Over the past 40 years, household finance has grown from a sleepy backwater into a complex and multifaceted discipline. Indeed, Michael Haliassos, the editor of Household Finance, notes that not until 2006 did this area of research receive its name from John Campbell, in his Presidential Address to the American Finance Association. Consider some of the rubrics under which the articles are subsumed: “Portfolio Models and the Stock Market Participation Puzzle,” “Portfolios of the Rich,” “Stock Trading Behavior and Age Effects,” and “Risk Aversion.” These labels are indicative of academia’s extensive ongoing effort to understand the individual investor’s proclivities and aversions, powered by several geopolitical developments around the world. Indeed, one may find affirmation of the professional and academic focus on this remit of the financial world in the increasing number of CFA® charterholders who specialize in private wealth management and who would, in consequence, benefit from the contents of this collection.

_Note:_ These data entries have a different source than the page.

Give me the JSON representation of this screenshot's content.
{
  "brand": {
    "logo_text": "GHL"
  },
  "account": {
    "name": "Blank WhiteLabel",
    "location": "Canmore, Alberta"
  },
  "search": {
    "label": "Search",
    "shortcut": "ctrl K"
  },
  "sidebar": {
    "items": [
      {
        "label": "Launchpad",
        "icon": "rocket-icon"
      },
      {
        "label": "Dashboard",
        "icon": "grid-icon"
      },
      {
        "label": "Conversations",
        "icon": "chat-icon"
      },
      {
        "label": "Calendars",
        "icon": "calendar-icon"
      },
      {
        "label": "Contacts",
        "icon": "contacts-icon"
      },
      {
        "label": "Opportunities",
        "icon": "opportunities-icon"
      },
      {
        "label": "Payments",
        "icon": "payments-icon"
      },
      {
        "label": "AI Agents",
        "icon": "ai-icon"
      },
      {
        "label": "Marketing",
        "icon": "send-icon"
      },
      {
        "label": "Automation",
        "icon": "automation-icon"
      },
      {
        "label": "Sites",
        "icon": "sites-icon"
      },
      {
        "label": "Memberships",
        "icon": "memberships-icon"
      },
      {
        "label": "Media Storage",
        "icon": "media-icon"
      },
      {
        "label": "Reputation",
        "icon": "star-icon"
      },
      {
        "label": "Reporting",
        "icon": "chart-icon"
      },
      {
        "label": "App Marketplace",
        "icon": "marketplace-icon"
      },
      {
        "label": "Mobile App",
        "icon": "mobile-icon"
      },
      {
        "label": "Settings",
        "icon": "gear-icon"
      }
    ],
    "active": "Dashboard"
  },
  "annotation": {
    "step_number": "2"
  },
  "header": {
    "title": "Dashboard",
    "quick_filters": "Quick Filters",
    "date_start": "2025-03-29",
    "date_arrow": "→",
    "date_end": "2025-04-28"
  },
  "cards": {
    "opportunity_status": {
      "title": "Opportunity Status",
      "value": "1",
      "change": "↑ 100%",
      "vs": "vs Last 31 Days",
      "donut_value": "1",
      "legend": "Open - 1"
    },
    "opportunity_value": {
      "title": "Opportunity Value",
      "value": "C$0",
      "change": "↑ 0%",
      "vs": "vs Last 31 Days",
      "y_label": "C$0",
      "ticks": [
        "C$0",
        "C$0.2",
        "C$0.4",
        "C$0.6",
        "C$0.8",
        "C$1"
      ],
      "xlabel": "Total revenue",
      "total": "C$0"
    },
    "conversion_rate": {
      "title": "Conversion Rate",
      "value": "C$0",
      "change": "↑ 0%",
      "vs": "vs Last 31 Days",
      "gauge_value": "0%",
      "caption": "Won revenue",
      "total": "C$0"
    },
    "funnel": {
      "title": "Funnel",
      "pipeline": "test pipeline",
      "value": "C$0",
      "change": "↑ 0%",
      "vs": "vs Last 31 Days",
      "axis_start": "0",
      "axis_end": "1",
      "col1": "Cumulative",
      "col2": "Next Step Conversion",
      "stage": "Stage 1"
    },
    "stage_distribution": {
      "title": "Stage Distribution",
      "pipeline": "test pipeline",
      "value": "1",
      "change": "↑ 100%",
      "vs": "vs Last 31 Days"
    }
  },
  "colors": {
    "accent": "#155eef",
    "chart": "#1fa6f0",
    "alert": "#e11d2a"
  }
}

Developed nations’ increased longevity has strained social insurance schemes to the point that individual investors need to supplement their retirement income. In the United Kingdom, the Thatcher government’s privatization efforts encouraged greater household shareownership in the 1980s. To this, add companies’ ongoing shift away from defined benefit to defined contribution plans and tax incentives to open individual retirement accounts, particularly in the United States. The decades-long ascent of mutual funds, with their allure of professional management, has only fueled this trend.
In short, the burden of adequately provisioning for retirement has fallen on the individual investor’s shoulders. A more recent event with some less favorable consequences is the rise of financial innovation, particularly in mortgage finance, putting homeownership within reach of many who could not truly afford it. With wealth come risk and the individual’s need to understand its determinants. The global financial crisis of 2008–2009 taught investors hard lessons about the perils of debt.

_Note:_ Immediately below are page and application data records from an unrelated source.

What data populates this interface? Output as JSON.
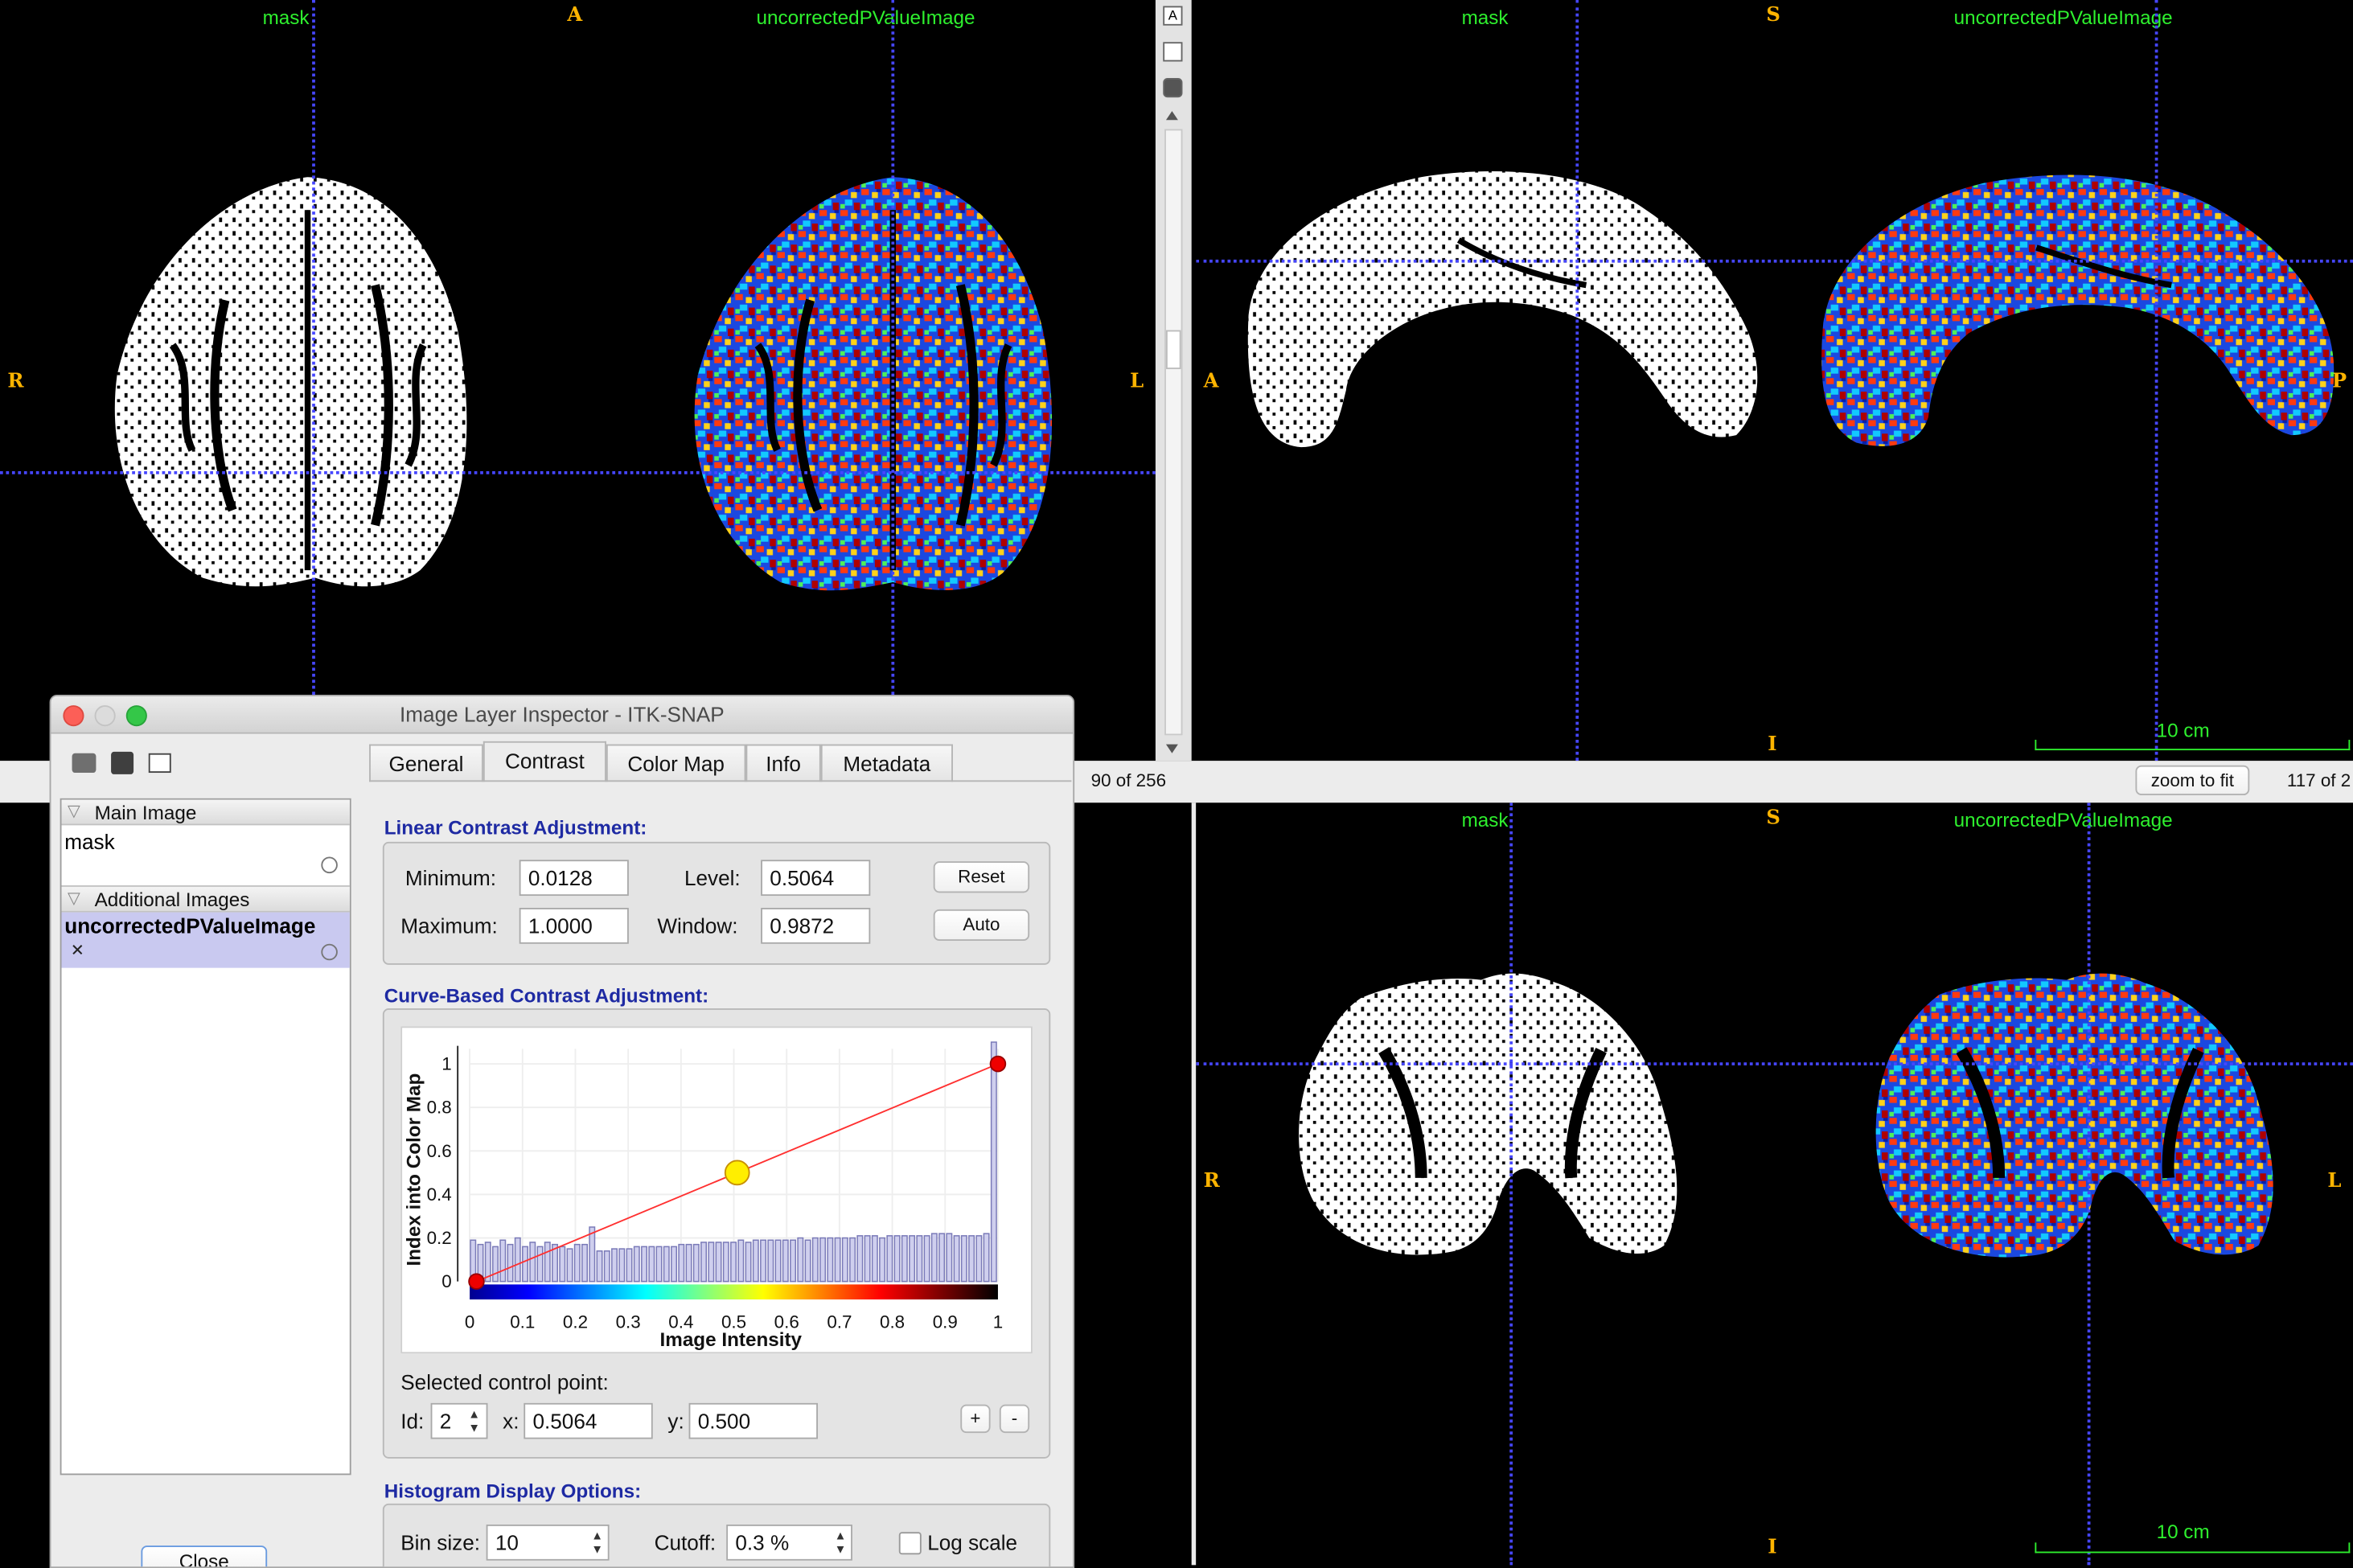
{
  "views": {
    "axial": {
      "label_left": "mask",
      "label_right": "uncorrectedPValueImage",
      "orient_top": "A",
      "orient_left": "R",
      "orient_right": "L",
      "slice_info": "90 of 256"
    },
    "sagittal": {
      "label_left": "mask",
      "label_right": "uncorrectedPValueImage",
      "orient_top": "S",
      "orient_left": "A",
      "orient_right": "P",
      "orient_bottom": "I",
      "scale_text": "10 cm",
      "zoom_button": "zoom to fit",
      "slice_info": "117 of 2"
    },
    "coronal": {
      "label_left": "mask",
      "label_right": "uncorrectedPValueImage",
      "orient_top": "S",
      "orient_left": "R",
      "orient_right": "L",
      "orient_bottom": "I",
      "scale_text": "10 cm"
    }
  },
  "dialog": {
    "title": "Image Layer Inspector - ITK-SNAP",
    "tabs": [
      "General",
      "Contrast",
      "Color Map",
      "Info",
      "Metadata"
    ],
    "active_tab": "Contrast",
    "layers": {
      "main_header": "Main Image",
      "main_item": "mask",
      "additional_header": "Additional Images",
      "additional_item": "uncorrectedPValueImage"
    },
    "close_button": "Close",
    "linear": {
      "title": "Linear Contrast Adjustment:",
      "min_label": "Minimum:",
      "min_value": "0.0128",
      "max_label": "Maximum:",
      "max_value": "1.0000",
      "level_label": "Level:",
      "level_value": "0.5064",
      "window_label": "Window:",
      "window_value": "0.9872",
      "reset_button": "Reset",
      "auto_button": "Auto"
    },
    "curve": {
      "title": "Curve-Based Contrast Adjustment:",
      "selected_label": "Selected control point:",
      "id_label": "Id:",
      "id_value": "2",
      "x_label": "x:",
      "x_value": "0.5064",
      "y_label": "y:",
      "y_value": "0.500",
      "plus_button": "+",
      "minus_button": "-"
    },
    "histogram": {
      "title": "Histogram Display Options:",
      "bin_label": "Bin size:",
      "bin_value": "10",
      "cutoff_label": "Cutoff:",
      "cutoff_value": "0.3 %",
      "log_label": "Log scale"
    }
  },
  "chart_data": {
    "type": "line",
    "xlabel": "Image Intensity",
    "ylabel": "Index into Color Map",
    "xlim": [
      0,
      1
    ],
    "ylim": [
      0,
      1
    ],
    "x_ticks": [
      "0",
      "0.1",
      "0.2",
      "0.3",
      "0.4",
      "0.5",
      "0.6",
      "0.7",
      "0.8",
      "0.9",
      "1"
    ],
    "y_ticks": [
      "0",
      "0.2",
      "0.4",
      "0.6",
      "0.8",
      "1"
    ],
    "control_points": [
      {
        "x": 0.0128,
        "y": 0
      },
      {
        "x": 0.5064,
        "y": 0.5
      },
      {
        "x": 1.0,
        "y": 1
      }
    ],
    "histogram_bins": [
      0.19,
      0.17,
      0.18,
      0.16,
      0.19,
      0.17,
      0.2,
      0.16,
      0.18,
      0.16,
      0.18,
      0.17,
      0.16,
      0.15,
      0.17,
      0.17,
      0.25,
      0.14,
      0.14,
      0.15,
      0.15,
      0.15,
      0.16,
      0.16,
      0.16,
      0.16,
      0.16,
      0.16,
      0.17,
      0.17,
      0.17,
      0.18,
      0.18,
      0.18,
      0.18,
      0.18,
      0.19,
      0.18,
      0.19,
      0.19,
      0.19,
      0.19,
      0.19,
      0.19,
      0.2,
      0.19,
      0.2,
      0.2,
      0.2,
      0.2,
      0.2,
      0.2,
      0.21,
      0.21,
      0.21,
      0.2,
      0.21,
      0.21,
      0.21,
      0.21,
      0.21,
      0.21,
      0.22,
      0.22,
      0.22,
      0.21,
      0.21,
      0.21,
      0.21,
      0.22,
      1.1
    ],
    "colorbar": "jet"
  }
}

The household balance sheet varies in complexity as a function of wealth and education, having come a long way from the basic menu of a bank account and a mortgage. The three volumes of Household Finance are organized thematically, affording the reader multiple perspectives on seminal issues in household finance and investing. These issues include asset allocation and location, risk aversion, stock trading behavior, underdiversification, financial literacy, financial advice, influences of culture and heredity on financial behavior, credit card behavior, and homeownership risk. Most of the pieces date from 2000 or later and thus address the increased number and complexity of financial decisions over the past 17 years. In addition, the writings consider household wealth from a global perspective.

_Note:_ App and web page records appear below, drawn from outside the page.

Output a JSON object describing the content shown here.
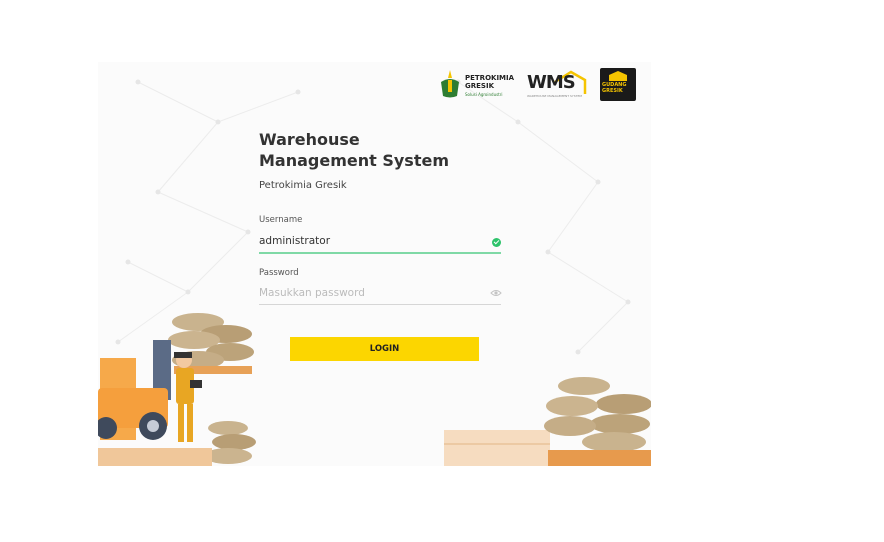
{
  "logos": {
    "petrokimia": {
      "line1": "PETROKIMIA",
      "line2": "GRESIK",
      "tagline": "Solusi Agroindustri"
    },
    "wms": {
      "text": "WMS",
      "tagline": "WAREHOUSE MANAGEMENT SYSTEM"
    },
    "gudang": {
      "line1": "GUDANG",
      "line2": "GRESIK"
    }
  },
  "form": {
    "title_line1": "Warehouse",
    "title_line2": "Management System",
    "subtitle": "Petrokimia Gresik",
    "username_label": "Username",
    "username_value": "administrator",
    "password_label": "Password",
    "password_placeholder": "Masukkan password",
    "login_label": "LOGIN"
  },
  "colors": {
    "accent": "#fcd600",
    "valid": "#2ec36b"
  }
}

The first part of the collection examines households’ equity and fixed-income participation rates around the globe. Relatively few households own individual securities, with those in Norway and Sweden being the exception. Differences in public policy, financial institutions, and cultural indicators explain these variations. The second part more closely examines the level of household participation in stock markets and how households process the choice between riskless and risky assets. Three studies in this section approach risk aversion from a behavioral and cognitive perspective. Financial advice receives extensive treatment, with perspectives on mis-selling, the advisory role of brokers, and the merits and demerits of regulation. Attention to these issues is appropriate, given the ongoing heated debate in the United States about fiduciary responsibilities of advisers in the context of Department of Labor rules.
The $1,368 price tag puts this collection beyond the reach of most individual investors but well within a library’s budget. It is an invaluable reference for researchers, economists, students of behavioral finance, private wealth managers, product managers, and public policymakers. Most individuals will not have time to read all three volumes in their entirety, nor is it necessary to do so. Collectively, they are a reference work to be accessed for particular areas of interest. Best suited to an academic or technical readership, the individual contributions demand rigorous study, for in many instances they use quantitative methods and statistical analysis to support the authors’ hypotheses.
Household Finance contains much for decision makers to consider. It represents a good start in an area deserving of more research. The increasing sophistication of new types of data comparable across countries, along with policymakers’ efforts to understand individual financial behavior better, will allow for greater cross-pollination with related disciplines, such as mathematics, psychology, and history. Hopefully, this interaction will shed more light on a burgeoning field of study.